__Problem requirements__: Restate every record word for word, without the pictures.

-- Entries supplied follows --

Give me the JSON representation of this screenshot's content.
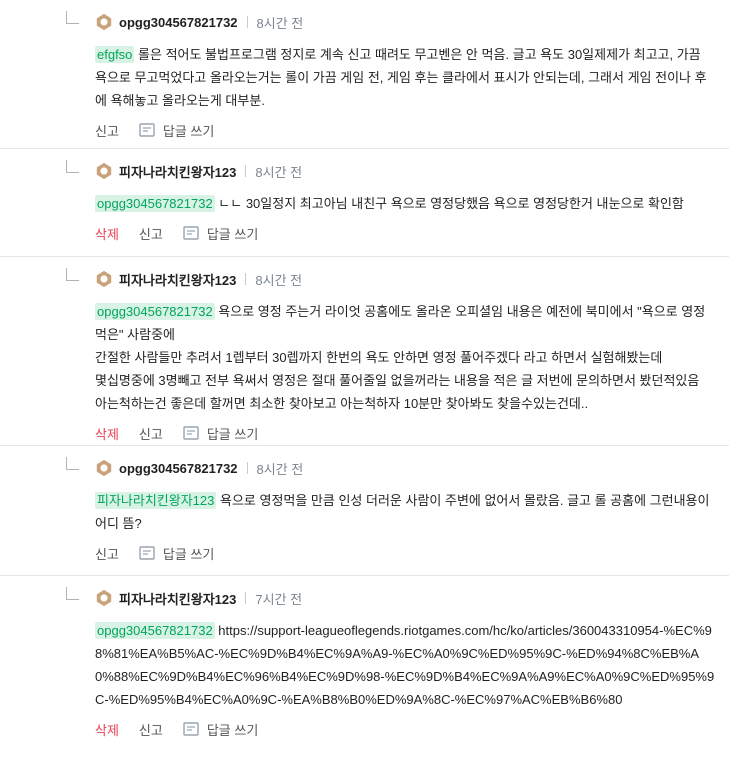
{
  "comments": [
    {
      "author": "opgg304567821732",
      "time": "8시간 전",
      "mention": "efgfso",
      "text": " 롤은 적어도 불법프로그램 정지로 계속 신고 때려도 무고벤은 안 먹음. 글고 욕도 30일제제가 최고고, 가끔 욕으로 무고먹었다고 올라오는거는 롤이 가끔 게임 전, 게임 후는 클라에서 표시가 안되는데, 그래서 게임 전이나 후에 욕해놓고 올라오는게 대부분.",
      "delete_label": "",
      "report_label": "신고",
      "reply_label": "답글 쓰기"
    },
    {
      "author": "피자나라치킨왕자123",
      "time": "8시간 전",
      "mention": "opgg304567821732",
      "text": " ㄴㄴ 30일정지 최고아님 내친구 욕으로 영정당했음 욕으로 영정당한거 내눈으로 확인함",
      "delete_label": "삭제",
      "report_label": "신고",
      "reply_label": "답글 쓰기"
    },
    {
      "author": "피자나라치킨왕자123",
      "time": "8시간 전",
      "mention": "opgg304567821732",
      "text": " 욕으로 영정 주는거 라이엇 공홈에도 올라온 오피셜임 내용은 예전에 북미에서 \"욕으로 영정먹은\" 사람중에\n간절한 사람들만 추려서 1렙부터 30렙까지 한번의 욕도 안하면 영정 풀어주겠다 라고 하면서 실험해봤는데\n몇십명중에 3명빼고 전부 욕써서 영정은 절대 풀어줄일 없을꺼라는 내용을 적은 글 저번에 문의하면서 봤던적있음\n아는척하는건 좋은데 할꺼면 최소한 찾아보고 아는척하자 10분만 찾아봐도 찾을수있는건데..",
      "delete_label": "삭제",
      "report_label": "신고",
      "reply_label": "답글 쓰기"
    },
    {
      "author": "opgg304567821732",
      "time": "8시간 전",
      "mention": "피자나라치킨왕자123",
      "text": " 욕으로 영정먹을 만큼 인성 더러운 사람이 주변에 없어서 몰랐음. 글고 롤 공홈에 그런내용이 어디 뜸?",
      "delete_label": "",
      "report_label": "신고",
      "reply_label": "답글 쓰기"
    },
    {
      "author": "피자나라치킨왕자123",
      "time": "7시간 전",
      "mention": "opgg304567821732",
      "text": " https://support-leagueoflegends.riotgames.com/hc/ko/articles/360043310954-%EC%98%81%EA%B5%AC-%EC%9D%B4%EC%9A%A9-%EC%A0%9C%ED%95%9C-%ED%94%8C%EB%A0%88%EC%9D%B4%EC%96%B4%EC%9D%98-%EC%9D%B4%EC%9A%A9%EC%A0%9C%ED%95%9C-%ED%95%B4%EC%A0%9C-%EA%B8%B0%ED%9A%8C-%EC%97%AC%EB%B6%80",
      "delete_label": "삭제",
      "report_label": "신고",
      "reply_label": "답글 쓰기"
    }
  ]
}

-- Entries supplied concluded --

__Task result__:
Give me the JSON representation of this screenshot's content.
{
  "comments": [
    {
      "author": "opgg304567821732",
      "time": "8시간 전",
      "mention": "efgfso",
      "text": " 롤은 적어도 불법프로그램 정지로 계속 신고 때려도 무고벤은 안 먹음. 글고 욕도 30일제제가 최고고, 가끔 욕으로 무고먹었다고 올라오는거는 롤이 가끔 게임 전, 게임 후는 클라에서 표시가 안되는데, 그래서 게임 전이나 후에 욕해놓고 올라오는게 대부분.",
      "delete_label": "",
      "report_label": "신고",
      "reply_label": "답글 쓰기"
    },
    {
      "author": "피자나라치킨왕자123",
      "time": "8시간 전",
      "mention": "opgg304567821732",
      "text": " ㄴㄴ 30일정지 최고아님 내친구 욕으로 영정당했음 욕으로 영정당한거 내눈으로 확인함",
      "delete_label": "삭제",
      "report_label": "신고",
      "reply_label": "답글 쓰기"
    },
    {
      "author": "피자나라치킨왕자123",
      "time": "8시간 전",
      "mention": "opgg304567821732",
      "text": " 욕으로 영정 주는거 라이엇 공홈에도 올라온 오피셜임 내용은 예전에 북미에서 \"욕으로 영정먹은\" 사람중에\n간절한 사람들만 추려서 1렙부터 30렙까지 한번의 욕도 안하면 영정 풀어주겠다 라고 하면서 실험해봤는데\n몇십명중에 3명빼고 전부 욕써서 영정은 절대 풀어줄일 없을꺼라는 내용을 적은 글 저번에 문의하면서 봤던적있음\n아는척하는건 좋은데 할꺼면 최소한 찾아보고 아는척하자 10분만 찾아봐도 찾을수있는건데..",
      "delete_label": "삭제",
      "report_label": "신고",
      "reply_label": "답글 쓰기"
    },
    {
      "author": "opgg304567821732",
      "time": "8시간 전",
      "mention": "피자나라치킨왕자123",
      "text": " 욕으로 영정먹을 만큼 인성 더러운 사람이 주변에 없어서 몰랐음. 글고 롤 공홈에 그런내용이 어디 뜸?",
      "delete_label": "",
      "report_label": "신고",
      "reply_label": "답글 쓰기"
    },
    {
      "author": "피자나라치킨왕자123",
      "time": "7시간 전",
      "mention": "opgg304567821732",
      "text": " https://support-leagueoflegends.riotgames.com/hc/ko/articles/360043310954-%EC%98%81%EA%B5%AC-%EC%9D%B4%EC%9A%A9-%EC%A0%9C%ED%95%9C-%ED%94%8C%EB%A0%88%EC%9D%B4%EC%96%B4%EC%9D%98-%EC%9D%B4%EC%9A%A9%EC%A0%9C%ED%95%9C-%ED%95%B4%EC%A0%9C-%EA%B8%B0%ED%9A%8C-%EC%97%AC%EB%B6%80",
      "delete_label": "삭제",
      "report_label": "신고",
      "reply_label": "답글 쓰기"
    }
  ]
}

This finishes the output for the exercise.